* **Task requirements**: Copy the final lines exactly, starting at the one that contains "Parse this screenshot: output" and ending with the last line of the listing below. Pictures are not part of the copy.

[[ Extracted data open ]]

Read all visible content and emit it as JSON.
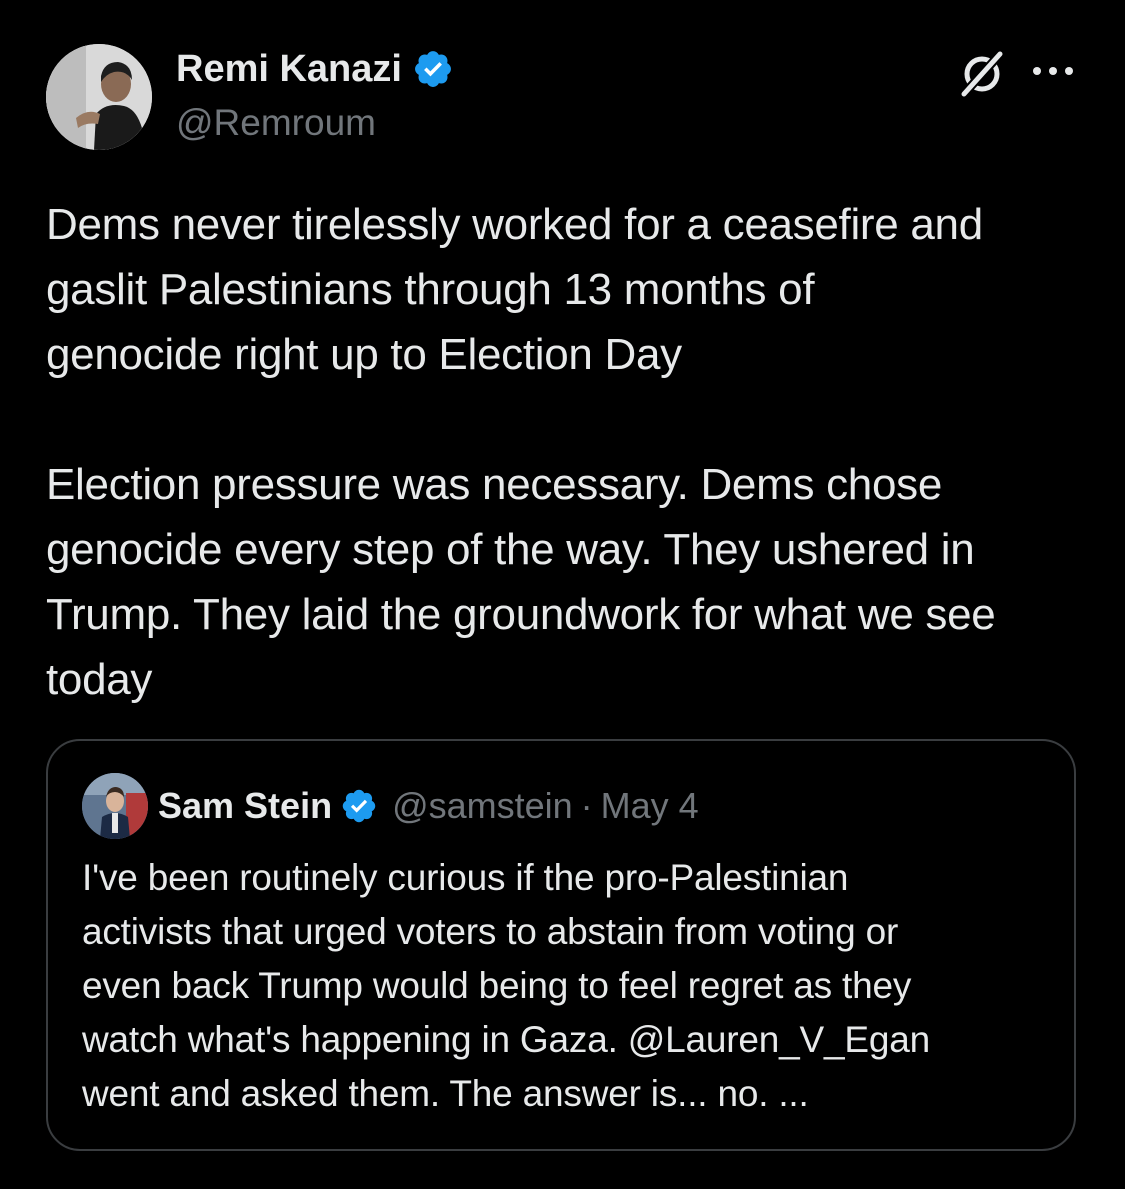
{
  "author": {
    "name": "Remi Kanazi",
    "handle": "@Remroum",
    "avatar_icon": "profile-photo",
    "verified_icon": "verified-badge-icon"
  },
  "header_actions": {
    "grok_icon": "grok-icon",
    "more_icon": "more-options-icon"
  },
  "tweet": {
    "paragraph_1": "Dems never tirelessly worked for a ceasefire and\ngaslit Palestinians through 13 months of\ngenocide right up to Election Day",
    "paragraph_2": "Election pressure was necessary. Dems chose\ngenocide every step of the way. They ushered in\nTrump. They laid the groundwork for what we see\ntoday"
  },
  "quoted_tweet": {
    "name": "Sam Stein",
    "handle": "@samstein",
    "separator": "·",
    "date": "May 4",
    "text_line_1": "I've been routinely curious if the pro-Palestinian",
    "text_line_2": "activists that urged voters to abstain from voting or",
    "text_line_3": "even back Trump would being to feel regret as they",
    "text_line_4_prefix": "watch what's happening in Gaza. ",
    "text_line_4_mention": "@Lauren_V_Egan",
    "text_line_5": "went and asked them. The answer is... no. ..."
  },
  "colors": {
    "background": "#000000",
    "text_primary": "#e7e9ea",
    "text_secondary": "#71767b",
    "verified_blue": "#1d9bf0",
    "card_border": "#3a3d40"
  }
}
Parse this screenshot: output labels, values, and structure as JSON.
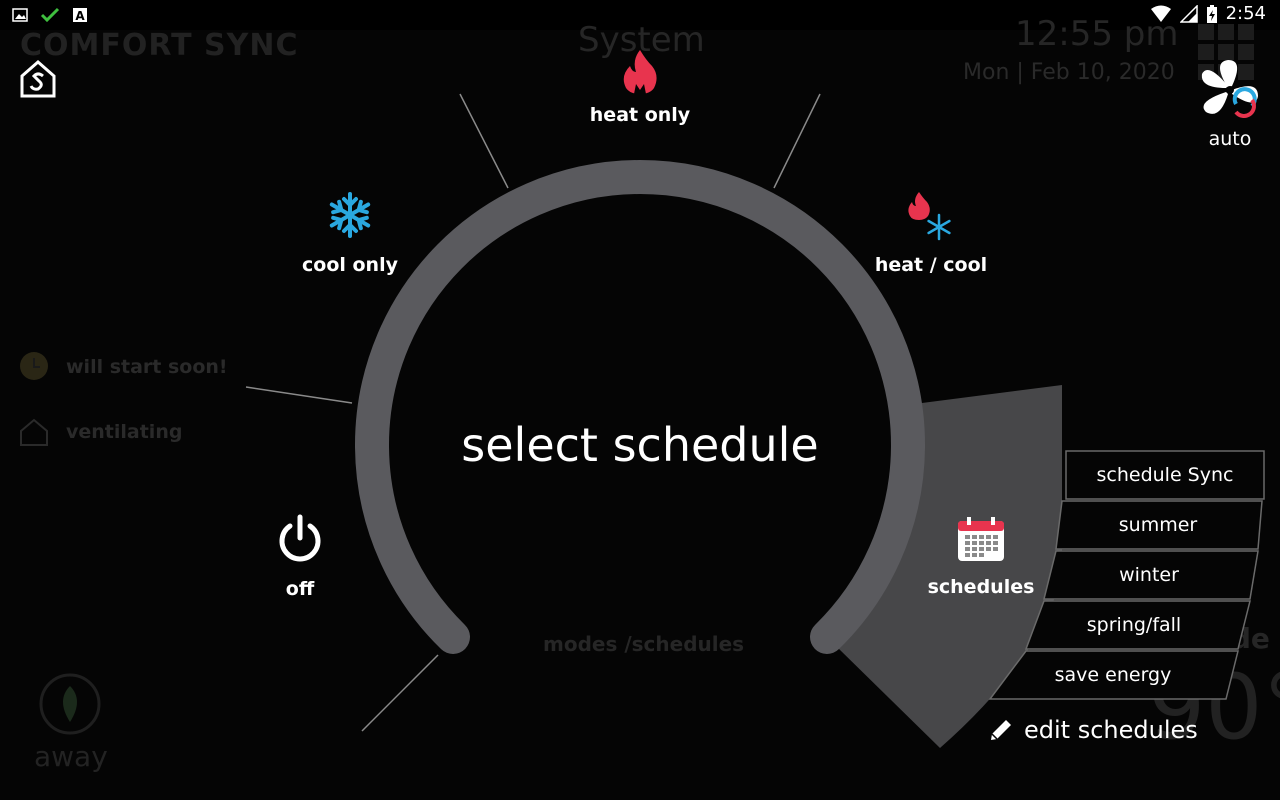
{
  "status_bar": {
    "time": "2:54",
    "icons": [
      "image-icon",
      "check-icon",
      "font-icon",
      "wifi-icon",
      "signal-icon",
      "battery-charging-icon"
    ]
  },
  "background": {
    "brand": "COMFORT SYNC",
    "system_title": "System",
    "time": "12:55 pm",
    "date": "Mon | Feb 10, 2020",
    "status1": "will start soon!",
    "status2": "ventilating",
    "modes_schedules": "modes /schedules",
    "away": "away",
    "outside": "outside",
    "outside_temp": "90°"
  },
  "dial": {
    "center_title": "select schedule",
    "modes": {
      "heat_only": "heat only",
      "cool_only": "cool only",
      "heat_cool": "heat / cool",
      "off": "off",
      "schedules": "schedules"
    }
  },
  "schedules": {
    "items": [
      "schedule Sync",
      "summer",
      "winter",
      "spring/fall",
      "save energy"
    ],
    "edit_label": "edit schedules"
  },
  "fan": {
    "label": "auto"
  },
  "colors": {
    "heat": "#e8344e",
    "cool": "#2aa8e0",
    "dial_track": "#5a5a5e",
    "selected_wedge": "#474749"
  }
}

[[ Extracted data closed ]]

* **Completed task**:
Parse this screenshot: output labels, values, and structure as JSON.
{
  "status_bar": {
    "time": "2:54",
    "icons": [
      "image-icon",
      "check-icon",
      "font-icon",
      "wifi-icon",
      "signal-icon",
      "battery-charging-icon"
    ]
  },
  "background": {
    "brand": "COMFORT SYNC",
    "system_title": "System",
    "time": "12:55 pm",
    "date": "Mon | Feb 10, 2020",
    "status1": "will start soon!",
    "status2": "ventilating",
    "modes_schedules": "modes /schedules",
    "away": "away",
    "outside": "outside",
    "outside_temp": "90°"
  },
  "dial": {
    "center_title": "select schedule",
    "modes": {
      "heat_only": "heat only",
      "cool_only": "cool only",
      "heat_cool": "heat / cool",
      "off": "off",
      "schedules": "schedules"
    }
  },
  "schedules": {
    "items": [
      "schedule Sync",
      "summer",
      "winter",
      "spring/fall",
      "save energy"
    ],
    "edit_label": "edit schedules"
  },
  "fan": {
    "label": "auto"
  },
  "colors": {
    "heat": "#e8344e",
    "cool": "#2aa8e0",
    "dial_track": "#5a5a5e",
    "selected_wedge": "#474749"
  }
}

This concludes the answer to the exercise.